Living with Jane Harrison
I'm posting this from Oxford, where I have been lecturing, first to the Oxford University History Society, then at Wolfson College in a lecture series on "Lives and Works" (and I'm just about to motor to Bristol to talk about Pompeii at the Bristol Festival of Ideas . . . a little tour of one night stands, you might say).
The idea at Wolfson was to go back to the life of Jane Harrison -- the famous, charismatic and utterly infuriating Newnham don at the turn of the nineteenth and twentieth centuries -- about whom I'd written a book almost a decade ago now. To start with, I wasn't hugely looking forward to the prospect of this return to my own vomit. But it actually turned out to be rather interesting to reflect back on the whole process of "writing a life" (which I hadn't done before and don't honestly imagine that I will do again).
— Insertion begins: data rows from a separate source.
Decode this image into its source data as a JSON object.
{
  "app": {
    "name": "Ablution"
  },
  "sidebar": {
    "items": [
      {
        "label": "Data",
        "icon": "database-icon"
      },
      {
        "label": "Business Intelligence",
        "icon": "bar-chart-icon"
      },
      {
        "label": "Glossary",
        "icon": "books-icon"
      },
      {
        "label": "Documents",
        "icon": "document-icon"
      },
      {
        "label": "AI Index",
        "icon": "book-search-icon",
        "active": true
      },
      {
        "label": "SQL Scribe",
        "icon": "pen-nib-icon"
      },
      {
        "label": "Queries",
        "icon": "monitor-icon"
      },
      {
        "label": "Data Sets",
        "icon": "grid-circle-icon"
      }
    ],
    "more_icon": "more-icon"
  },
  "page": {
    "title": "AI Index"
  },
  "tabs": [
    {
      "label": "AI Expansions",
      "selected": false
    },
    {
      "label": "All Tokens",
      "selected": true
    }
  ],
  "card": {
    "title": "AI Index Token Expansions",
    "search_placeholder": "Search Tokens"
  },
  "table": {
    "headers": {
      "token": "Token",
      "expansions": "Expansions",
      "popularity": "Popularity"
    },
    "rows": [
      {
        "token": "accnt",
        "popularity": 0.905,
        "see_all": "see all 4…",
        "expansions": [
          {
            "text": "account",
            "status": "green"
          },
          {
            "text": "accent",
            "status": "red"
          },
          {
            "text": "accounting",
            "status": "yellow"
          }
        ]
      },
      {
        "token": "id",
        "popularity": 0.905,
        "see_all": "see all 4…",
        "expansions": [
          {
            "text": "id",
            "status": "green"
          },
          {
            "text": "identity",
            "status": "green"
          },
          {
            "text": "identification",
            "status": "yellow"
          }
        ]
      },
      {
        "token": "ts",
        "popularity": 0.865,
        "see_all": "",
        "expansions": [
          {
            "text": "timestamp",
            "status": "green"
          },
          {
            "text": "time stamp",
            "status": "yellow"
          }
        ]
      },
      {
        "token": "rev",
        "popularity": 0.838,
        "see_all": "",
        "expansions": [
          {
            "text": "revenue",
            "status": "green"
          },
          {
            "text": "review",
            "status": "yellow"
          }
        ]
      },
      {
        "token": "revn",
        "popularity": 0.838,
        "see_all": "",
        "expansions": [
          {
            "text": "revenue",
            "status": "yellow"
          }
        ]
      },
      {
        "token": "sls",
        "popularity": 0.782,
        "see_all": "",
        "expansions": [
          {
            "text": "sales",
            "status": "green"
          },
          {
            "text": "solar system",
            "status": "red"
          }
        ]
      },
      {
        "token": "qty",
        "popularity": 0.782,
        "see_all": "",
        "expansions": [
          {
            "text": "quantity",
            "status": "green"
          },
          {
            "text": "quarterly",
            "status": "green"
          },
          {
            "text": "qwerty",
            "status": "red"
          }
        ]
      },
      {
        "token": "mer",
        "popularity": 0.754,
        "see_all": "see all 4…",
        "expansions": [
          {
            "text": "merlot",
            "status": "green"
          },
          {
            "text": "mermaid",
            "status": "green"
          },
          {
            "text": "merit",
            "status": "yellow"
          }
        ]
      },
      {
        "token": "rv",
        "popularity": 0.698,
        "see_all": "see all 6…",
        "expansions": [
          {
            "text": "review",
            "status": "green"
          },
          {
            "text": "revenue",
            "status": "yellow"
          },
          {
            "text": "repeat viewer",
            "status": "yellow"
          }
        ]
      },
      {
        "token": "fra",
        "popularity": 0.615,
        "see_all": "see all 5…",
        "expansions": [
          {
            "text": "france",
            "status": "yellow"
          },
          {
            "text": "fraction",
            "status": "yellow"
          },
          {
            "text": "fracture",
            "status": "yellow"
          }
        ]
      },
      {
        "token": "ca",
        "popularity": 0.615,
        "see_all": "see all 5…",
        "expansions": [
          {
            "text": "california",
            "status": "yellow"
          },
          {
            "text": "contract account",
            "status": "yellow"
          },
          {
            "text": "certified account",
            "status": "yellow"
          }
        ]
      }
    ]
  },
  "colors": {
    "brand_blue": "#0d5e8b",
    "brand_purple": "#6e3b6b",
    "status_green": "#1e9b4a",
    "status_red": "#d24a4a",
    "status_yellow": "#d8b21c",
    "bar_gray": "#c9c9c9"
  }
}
What struck me most, even at this distance, was the uncomfortable nature of the kind of archival research that underlies any such biography. A prurient, prying business -- which involves a good deal of reading someone else's private letters, certainly not meant for your eyes.
Professionals probably get used to it. But as an amateur life writer, looking into to the collected papers of Harrison and her friends, I felt BOTH hugely curious about what opening the next file box would reveal AND rather disgusted with my own nosiness -- eagerly devouring all those love letters, secrets and confidences that weren't meant for me.
And it wasn't just the big confidences either. One of the most memorable moments was when I was reading the papers in Girton of Harrison's one-time friend Eugenie Sellers (aka Mrs Arthur Strong). Inside one file box was a neatly bound up folder, and written on the outside in Sellers's own hand was "Letter from Important Italians". Precisely the kind of tawdry everyday snobbery that no-one should be made to reveal.
All in all, the whole experience shared quite a lot with clearing out one's parents' stuff after they had died, and not wanting to find what one inevitably did: the little stacks of dirty magazines, the evidence of those adulteries . . . All privacy is lost when you die, and you step from a world over fortified by data protection to one in which your every secret can become public property.
I also wanted to use the lecture to get one or two things off my chest, that I hadnt been quite brave enough to say ten years ago (getting older has its advantages!).
One was about Harrison's success as a female academic (in a way, she was the first female professional "career academic" in the country). The standard line is that she had to struggle against all kinds of discrimination to get where she did. Of course that is partly true, but only partly. But she also cleverly used her visibility, and rarity value, within the academy to gain a public voice -- and she pretty mercilessly exploited the less charismatic fellows of Newnham, passing of the boring drudge onto them while she took the glamorous path. (I dont mean that as a criticism entirely -- isnt it what every successful female academic has done, up to my own generation at least).
The other was a confession. Harrison's second major book was called Themis (divine justice) -- a strange confection of "ritualism", Durkheimian totemism and Frazerian "year spirits". I have at some time or another read every page of this book, but I have never managed to read it systematically, from cover to cover, despite several attempts. It would be a good idea, I thought, to get this little secret off my chest I thought.
Or it seemed a good idea until I saw a very senior and learned classicist sitting near the front. Did I catch him looking slightly shocked as I came clean?
(By the way, it was a good idea to celebrate the longlisting for Samuel Johnson, because I didnt get shortlisted. Congratulations to all those -- science books mainly -- that did.)